set CONTEXTCLASS=%6
set CONTEXTCLASSFILE=%PRJDIR%%CONTEXTCLASS%.Generated.cs
 
set CONFIGPATH=%PREDIR%%7
set DATABASE=%8
 
::::::::::::::::::::::::::::::::::::::::::::::::::::::::::::::::::::::::::::::::
 
echo ================ Generation of LINQ to SQL classes started ================
echo Using %CONFIGPATH%
 
echo 1. Building %METALOUT% for entire %DATABASE% database 
%SQLMETAL% /conn:"server=localhost; database=%DATABASE%;Integrated Security=SSPI" /dbml:%METALOUT%
if errorlevel 1 goto :Failed
 
echo 2. Generating %COMPILETESTCLASS% to test linq to sql types were generated correctly at compile time
%MSXSL% %CONFIGPATH% %PREDIR%GenerateTestTypes.xslt -o %COMPILETESTCLASS%
if errorlevel 1 goto :Failed
 
echo 3. Building %METALIN% from %CONFIGPATH%
%MSXSL% %CONFIGPATH% %PREDIR%DbmlPruner.xslt -o %METALIN%
if errorlevel 1 goto :Failed
 
echo 4. Generating %CONTEXTCLASSFILE% using %METALIN%
%SQLMETAL% %METALIN% /code:%CONTEXTCLASSFILE% /language:csharp /context:%CONTEXTCLASS% /namespace:%NAMESPACE% /serialization:Unidirectional
if errorlevel 1 goto :Failed
 
echo ======== Generation of LINQ to SQL classes completed successfully =========
endlocal
goto :EOF
 
::::::::::::::::::::::::::::::::::::::::::::::::::::::::::::::::::::::::::::::::
:Failed
 
echo Configuration %CONFIG% FAILED
endlocal
exit /B 1
Mar 1 10

Folding plug

by Alex Peck

This is a really nice design. The voiceover is considerably less inspiring.

Feb 11 10

XSLT Reference Links

by Alex Peck

Over the last couple of days I started using XSLT for the first time. I found these useful links which were enough to get me going.

Feb 8 10

SqueezeServer WinForms Client

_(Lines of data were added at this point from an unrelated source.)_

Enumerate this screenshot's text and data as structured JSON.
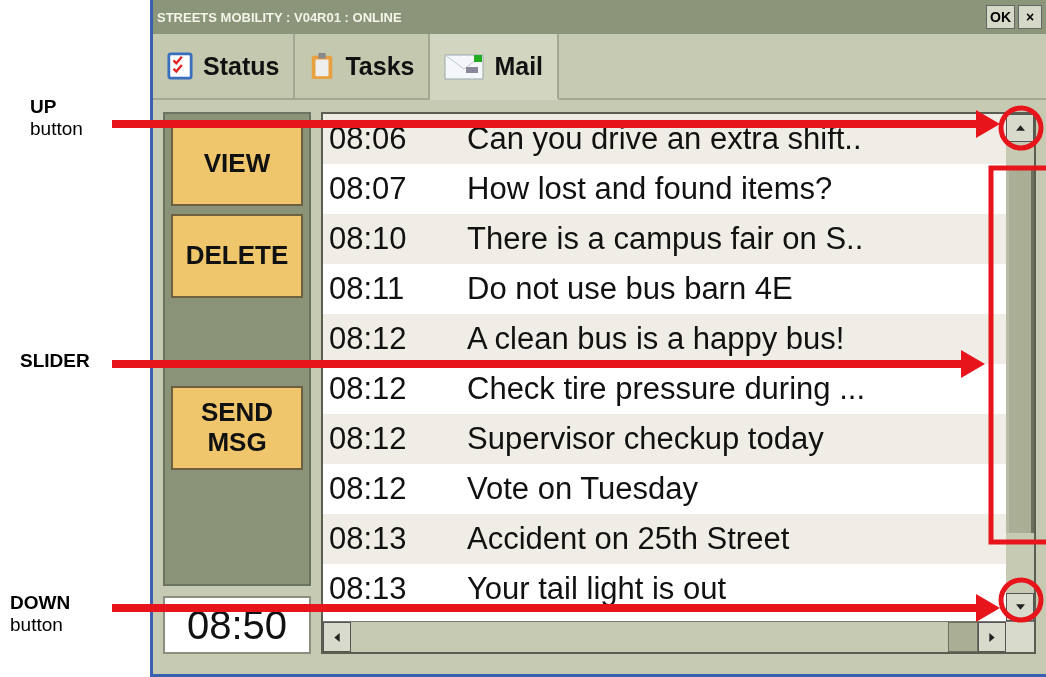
{
  "window": {
    "title": "STREETS MOBILITY : V04R01 : ONLINE",
    "buttons": [
      "OK",
      "×"
    ]
  },
  "tabs": [
    {
      "label": "Status",
      "selected": false
    },
    {
      "label": "Tasks",
      "selected": false
    },
    {
      "label": "Mail",
      "selected": true
    }
  ],
  "actions": [
    "VIEW",
    "DELETE",
    "SEND MSG"
  ],
  "clock": "08:50",
  "messages": [
    {
      "time": "08:06",
      "text": "Can you drive an extra shift.."
    },
    {
      "time": "08:07",
      "text": "How lost and found items?"
    },
    {
      "time": "08:10",
      "text": "There is a campus fair on S.."
    },
    {
      "time": "08:11",
      "text": "Do not use bus barn 4E"
    },
    {
      "time": "08:12",
      "text": "A clean bus is a happy bus!"
    },
    {
      "time": "08:12",
      "text": "Check tire pressure during ..."
    },
    {
      "time": "08:12",
      "text": "Supervisor checkup today"
    },
    {
      "time": "08:12",
      "text": "Vote on Tuesday"
    },
    {
      "time": "08:13",
      "text": "Accident on 25th Street"
    },
    {
      "time": "08:13",
      "text": "Your tail light is out"
    }
  ],
  "annotations": [
    {
      "label": "UP",
      "sublabel": "button",
      "kind": "circle"
    },
    {
      "label": "SLIDER",
      "kind": "frame"
    },
    {
      "label": "DOWN",
      "sublabel": "button",
      "kind": "circle"
    }
  ]
}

by Alex Peck

A couple of days ago I finally got fed up with the SqueezeCenter web interface. It’s not that it’s bad, it’s just that I open a lot of tabs in my browser, then can’t find the SqueezeCenter page when I need it.

A simple winforms Squeeze client.

I thought it would be nice to be able to control SqueezeCenter from something sitting in the taskbar, so over the last couple of days I made a simple .NET client. I’ve got 90% of what I need running, so as a proof of concept it has served its purpose.

Most of my effort was spent on data access and marshalling threads into the UI. Once I finish under the hood I might make a WPF UI layer, which would make it much more presentable.